▶ DATASET CONTENT:
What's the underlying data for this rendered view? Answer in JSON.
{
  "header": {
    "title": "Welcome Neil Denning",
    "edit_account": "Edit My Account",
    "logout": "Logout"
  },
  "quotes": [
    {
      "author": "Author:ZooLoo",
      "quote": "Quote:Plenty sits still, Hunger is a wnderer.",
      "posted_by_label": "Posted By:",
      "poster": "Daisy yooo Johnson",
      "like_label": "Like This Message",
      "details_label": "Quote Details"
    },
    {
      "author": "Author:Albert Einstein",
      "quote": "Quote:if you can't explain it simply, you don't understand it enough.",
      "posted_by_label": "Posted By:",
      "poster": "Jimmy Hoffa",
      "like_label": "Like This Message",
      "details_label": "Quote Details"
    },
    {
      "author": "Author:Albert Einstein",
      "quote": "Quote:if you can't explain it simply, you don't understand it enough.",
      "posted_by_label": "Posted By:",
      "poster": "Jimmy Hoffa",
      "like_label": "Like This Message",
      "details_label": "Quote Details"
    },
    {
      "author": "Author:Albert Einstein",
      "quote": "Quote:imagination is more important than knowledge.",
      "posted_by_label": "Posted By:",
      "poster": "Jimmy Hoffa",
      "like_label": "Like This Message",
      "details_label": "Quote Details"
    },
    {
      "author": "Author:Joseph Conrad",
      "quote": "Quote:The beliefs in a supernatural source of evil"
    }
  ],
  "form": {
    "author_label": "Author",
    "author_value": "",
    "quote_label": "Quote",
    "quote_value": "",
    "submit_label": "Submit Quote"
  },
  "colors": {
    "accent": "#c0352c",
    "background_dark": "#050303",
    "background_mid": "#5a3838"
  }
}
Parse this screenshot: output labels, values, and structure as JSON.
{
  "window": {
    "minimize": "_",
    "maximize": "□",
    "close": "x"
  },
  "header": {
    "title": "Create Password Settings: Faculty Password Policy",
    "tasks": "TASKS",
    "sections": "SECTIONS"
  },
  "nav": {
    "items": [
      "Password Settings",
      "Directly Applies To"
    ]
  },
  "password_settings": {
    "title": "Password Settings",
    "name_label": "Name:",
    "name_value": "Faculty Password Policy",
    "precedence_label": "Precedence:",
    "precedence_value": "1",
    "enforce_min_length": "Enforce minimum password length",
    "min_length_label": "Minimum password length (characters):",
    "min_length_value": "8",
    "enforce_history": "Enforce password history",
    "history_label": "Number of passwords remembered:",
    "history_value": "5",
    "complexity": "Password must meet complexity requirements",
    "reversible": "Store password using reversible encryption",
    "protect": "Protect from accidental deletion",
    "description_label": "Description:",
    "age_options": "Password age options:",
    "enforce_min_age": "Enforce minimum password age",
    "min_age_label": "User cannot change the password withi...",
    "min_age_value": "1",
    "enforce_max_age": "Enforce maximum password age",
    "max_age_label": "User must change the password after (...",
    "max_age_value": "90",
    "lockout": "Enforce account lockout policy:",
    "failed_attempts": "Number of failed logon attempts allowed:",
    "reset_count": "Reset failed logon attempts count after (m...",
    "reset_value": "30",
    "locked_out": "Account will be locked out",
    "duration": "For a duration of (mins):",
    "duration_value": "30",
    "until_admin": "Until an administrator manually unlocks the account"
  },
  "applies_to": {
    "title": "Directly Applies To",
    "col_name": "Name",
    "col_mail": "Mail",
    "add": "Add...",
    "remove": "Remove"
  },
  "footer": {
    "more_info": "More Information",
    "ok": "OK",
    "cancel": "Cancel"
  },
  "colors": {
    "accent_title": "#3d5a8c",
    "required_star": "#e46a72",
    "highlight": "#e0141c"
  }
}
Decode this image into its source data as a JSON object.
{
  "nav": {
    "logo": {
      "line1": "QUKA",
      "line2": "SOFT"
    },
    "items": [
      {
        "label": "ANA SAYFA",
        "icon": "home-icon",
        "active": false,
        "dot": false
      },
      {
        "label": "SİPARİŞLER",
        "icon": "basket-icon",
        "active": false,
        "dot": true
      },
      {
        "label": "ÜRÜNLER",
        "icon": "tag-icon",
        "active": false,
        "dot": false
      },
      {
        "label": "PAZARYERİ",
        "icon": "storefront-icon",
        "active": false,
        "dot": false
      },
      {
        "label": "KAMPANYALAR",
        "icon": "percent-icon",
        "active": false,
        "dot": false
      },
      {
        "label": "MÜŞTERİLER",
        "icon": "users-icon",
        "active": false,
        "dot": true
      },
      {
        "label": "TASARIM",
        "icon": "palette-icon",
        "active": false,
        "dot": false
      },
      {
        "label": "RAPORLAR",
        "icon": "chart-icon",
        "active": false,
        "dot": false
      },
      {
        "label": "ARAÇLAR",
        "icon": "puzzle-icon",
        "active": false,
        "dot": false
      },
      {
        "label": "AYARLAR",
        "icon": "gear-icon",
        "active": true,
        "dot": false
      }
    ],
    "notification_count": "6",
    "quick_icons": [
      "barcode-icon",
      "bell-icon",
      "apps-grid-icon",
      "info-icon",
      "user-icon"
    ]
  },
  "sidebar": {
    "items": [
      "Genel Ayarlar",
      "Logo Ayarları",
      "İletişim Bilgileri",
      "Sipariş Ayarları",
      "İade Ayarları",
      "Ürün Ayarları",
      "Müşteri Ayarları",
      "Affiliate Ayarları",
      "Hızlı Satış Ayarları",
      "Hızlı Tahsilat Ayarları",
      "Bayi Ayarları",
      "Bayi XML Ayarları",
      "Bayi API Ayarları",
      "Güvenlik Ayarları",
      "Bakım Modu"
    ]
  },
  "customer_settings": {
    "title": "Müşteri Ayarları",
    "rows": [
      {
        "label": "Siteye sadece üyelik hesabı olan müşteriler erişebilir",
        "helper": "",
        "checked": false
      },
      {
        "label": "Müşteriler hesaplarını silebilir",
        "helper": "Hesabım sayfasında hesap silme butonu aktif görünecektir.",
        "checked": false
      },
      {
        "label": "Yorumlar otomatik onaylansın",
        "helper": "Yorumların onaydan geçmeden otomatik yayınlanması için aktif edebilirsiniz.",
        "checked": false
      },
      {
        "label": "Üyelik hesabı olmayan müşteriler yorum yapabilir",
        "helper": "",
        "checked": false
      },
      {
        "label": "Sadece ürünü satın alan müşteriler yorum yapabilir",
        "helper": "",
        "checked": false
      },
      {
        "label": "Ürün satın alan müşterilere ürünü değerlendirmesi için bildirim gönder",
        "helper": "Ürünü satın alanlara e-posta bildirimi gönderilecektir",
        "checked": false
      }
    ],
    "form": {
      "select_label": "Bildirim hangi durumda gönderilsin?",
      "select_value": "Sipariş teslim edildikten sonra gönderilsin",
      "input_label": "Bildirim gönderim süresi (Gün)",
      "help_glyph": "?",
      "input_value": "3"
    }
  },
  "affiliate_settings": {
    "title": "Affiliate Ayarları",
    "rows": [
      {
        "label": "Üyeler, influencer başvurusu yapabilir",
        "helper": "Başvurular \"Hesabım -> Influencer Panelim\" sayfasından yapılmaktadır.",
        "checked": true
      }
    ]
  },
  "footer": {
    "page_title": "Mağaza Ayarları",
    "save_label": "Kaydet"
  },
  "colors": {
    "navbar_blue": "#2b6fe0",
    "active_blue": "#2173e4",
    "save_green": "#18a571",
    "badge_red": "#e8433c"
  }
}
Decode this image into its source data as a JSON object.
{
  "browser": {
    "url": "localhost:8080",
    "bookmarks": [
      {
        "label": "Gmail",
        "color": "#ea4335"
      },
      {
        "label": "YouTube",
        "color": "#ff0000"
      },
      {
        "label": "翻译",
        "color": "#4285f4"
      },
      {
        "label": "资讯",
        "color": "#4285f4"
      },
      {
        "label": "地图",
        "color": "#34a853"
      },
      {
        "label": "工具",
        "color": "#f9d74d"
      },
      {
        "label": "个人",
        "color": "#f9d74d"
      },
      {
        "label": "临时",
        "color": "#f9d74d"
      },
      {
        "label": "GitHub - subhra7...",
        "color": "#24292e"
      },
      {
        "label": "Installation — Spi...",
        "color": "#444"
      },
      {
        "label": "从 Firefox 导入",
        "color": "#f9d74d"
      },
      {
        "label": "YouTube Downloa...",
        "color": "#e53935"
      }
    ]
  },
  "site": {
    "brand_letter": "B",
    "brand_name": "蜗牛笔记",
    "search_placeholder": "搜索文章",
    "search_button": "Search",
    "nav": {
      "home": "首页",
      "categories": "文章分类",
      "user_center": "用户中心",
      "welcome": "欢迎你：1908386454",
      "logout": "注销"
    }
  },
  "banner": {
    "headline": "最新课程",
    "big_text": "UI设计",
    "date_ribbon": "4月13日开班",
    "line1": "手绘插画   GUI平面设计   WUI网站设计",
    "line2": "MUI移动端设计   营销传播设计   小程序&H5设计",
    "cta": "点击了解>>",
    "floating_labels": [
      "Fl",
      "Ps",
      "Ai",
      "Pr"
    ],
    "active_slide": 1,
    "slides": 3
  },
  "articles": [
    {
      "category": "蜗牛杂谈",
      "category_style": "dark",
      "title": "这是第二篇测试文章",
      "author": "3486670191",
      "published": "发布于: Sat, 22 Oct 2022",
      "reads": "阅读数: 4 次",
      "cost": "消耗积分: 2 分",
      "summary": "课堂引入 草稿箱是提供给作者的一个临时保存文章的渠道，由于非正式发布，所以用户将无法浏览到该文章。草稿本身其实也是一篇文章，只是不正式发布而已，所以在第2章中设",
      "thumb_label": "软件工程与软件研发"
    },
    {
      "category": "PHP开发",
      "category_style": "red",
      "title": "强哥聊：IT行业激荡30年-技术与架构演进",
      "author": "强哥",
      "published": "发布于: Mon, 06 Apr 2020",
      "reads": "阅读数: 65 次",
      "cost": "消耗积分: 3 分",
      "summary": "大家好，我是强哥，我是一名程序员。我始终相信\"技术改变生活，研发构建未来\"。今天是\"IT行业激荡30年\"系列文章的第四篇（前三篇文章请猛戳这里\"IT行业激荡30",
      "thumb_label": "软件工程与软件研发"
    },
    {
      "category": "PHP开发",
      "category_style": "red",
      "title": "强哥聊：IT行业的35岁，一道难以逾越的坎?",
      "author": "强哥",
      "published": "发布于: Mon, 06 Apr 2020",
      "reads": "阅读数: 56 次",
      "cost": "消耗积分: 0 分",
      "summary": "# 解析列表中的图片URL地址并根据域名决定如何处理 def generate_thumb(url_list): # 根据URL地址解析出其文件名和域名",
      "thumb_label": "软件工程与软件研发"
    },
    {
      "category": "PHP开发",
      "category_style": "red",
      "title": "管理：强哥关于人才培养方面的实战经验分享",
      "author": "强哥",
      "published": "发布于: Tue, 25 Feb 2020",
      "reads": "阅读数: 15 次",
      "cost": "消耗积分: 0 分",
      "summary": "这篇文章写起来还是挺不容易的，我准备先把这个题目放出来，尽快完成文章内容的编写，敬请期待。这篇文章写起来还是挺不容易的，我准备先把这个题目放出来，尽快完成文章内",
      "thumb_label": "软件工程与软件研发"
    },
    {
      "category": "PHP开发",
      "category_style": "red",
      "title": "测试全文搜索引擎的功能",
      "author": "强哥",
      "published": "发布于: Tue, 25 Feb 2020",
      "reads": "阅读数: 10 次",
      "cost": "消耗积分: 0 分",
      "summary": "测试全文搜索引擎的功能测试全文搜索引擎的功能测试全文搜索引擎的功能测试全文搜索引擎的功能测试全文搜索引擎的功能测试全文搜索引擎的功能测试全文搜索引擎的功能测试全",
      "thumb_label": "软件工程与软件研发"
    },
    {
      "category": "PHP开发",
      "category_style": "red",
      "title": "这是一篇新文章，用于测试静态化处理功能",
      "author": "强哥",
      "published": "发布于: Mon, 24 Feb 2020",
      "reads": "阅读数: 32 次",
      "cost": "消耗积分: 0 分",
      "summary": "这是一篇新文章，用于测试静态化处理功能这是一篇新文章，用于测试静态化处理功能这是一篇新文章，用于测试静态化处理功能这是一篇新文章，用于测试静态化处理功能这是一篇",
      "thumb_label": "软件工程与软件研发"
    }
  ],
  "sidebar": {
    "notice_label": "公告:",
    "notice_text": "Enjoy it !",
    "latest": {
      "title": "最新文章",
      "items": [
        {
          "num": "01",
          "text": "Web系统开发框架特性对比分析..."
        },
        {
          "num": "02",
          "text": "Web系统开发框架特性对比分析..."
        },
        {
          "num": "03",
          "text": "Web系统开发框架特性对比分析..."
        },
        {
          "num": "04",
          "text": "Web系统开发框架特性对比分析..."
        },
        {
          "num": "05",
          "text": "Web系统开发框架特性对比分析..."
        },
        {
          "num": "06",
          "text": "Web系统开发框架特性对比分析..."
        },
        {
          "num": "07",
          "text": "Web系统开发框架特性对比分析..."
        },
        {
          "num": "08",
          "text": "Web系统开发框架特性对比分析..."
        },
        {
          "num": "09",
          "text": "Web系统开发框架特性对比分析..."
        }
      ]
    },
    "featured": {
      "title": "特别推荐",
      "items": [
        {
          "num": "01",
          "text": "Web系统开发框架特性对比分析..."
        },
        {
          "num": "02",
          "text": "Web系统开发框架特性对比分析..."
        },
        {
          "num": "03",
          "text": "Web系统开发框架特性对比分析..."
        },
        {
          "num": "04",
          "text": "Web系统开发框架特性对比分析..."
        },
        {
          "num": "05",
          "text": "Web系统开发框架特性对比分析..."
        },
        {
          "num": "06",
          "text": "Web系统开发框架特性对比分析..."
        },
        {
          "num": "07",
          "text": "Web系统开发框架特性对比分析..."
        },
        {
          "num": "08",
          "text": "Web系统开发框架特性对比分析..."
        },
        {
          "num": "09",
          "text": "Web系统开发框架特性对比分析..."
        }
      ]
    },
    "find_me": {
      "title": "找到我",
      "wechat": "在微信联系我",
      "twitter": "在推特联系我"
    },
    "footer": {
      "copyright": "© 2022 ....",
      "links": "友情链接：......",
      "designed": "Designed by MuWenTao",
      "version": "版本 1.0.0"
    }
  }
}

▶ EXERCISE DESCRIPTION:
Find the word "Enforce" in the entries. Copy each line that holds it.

▶ RESPONSE TO THIS TASK:
    "enforce_min_length": "Enforce minimum password length",
    "enforce_history": "Enforce password history",
    "enforce_min_age": "Enforce minimum password age",
    "enforce_max_age": "Enforce maximum password age",
    "lockout": "Enforce account lockout policy:",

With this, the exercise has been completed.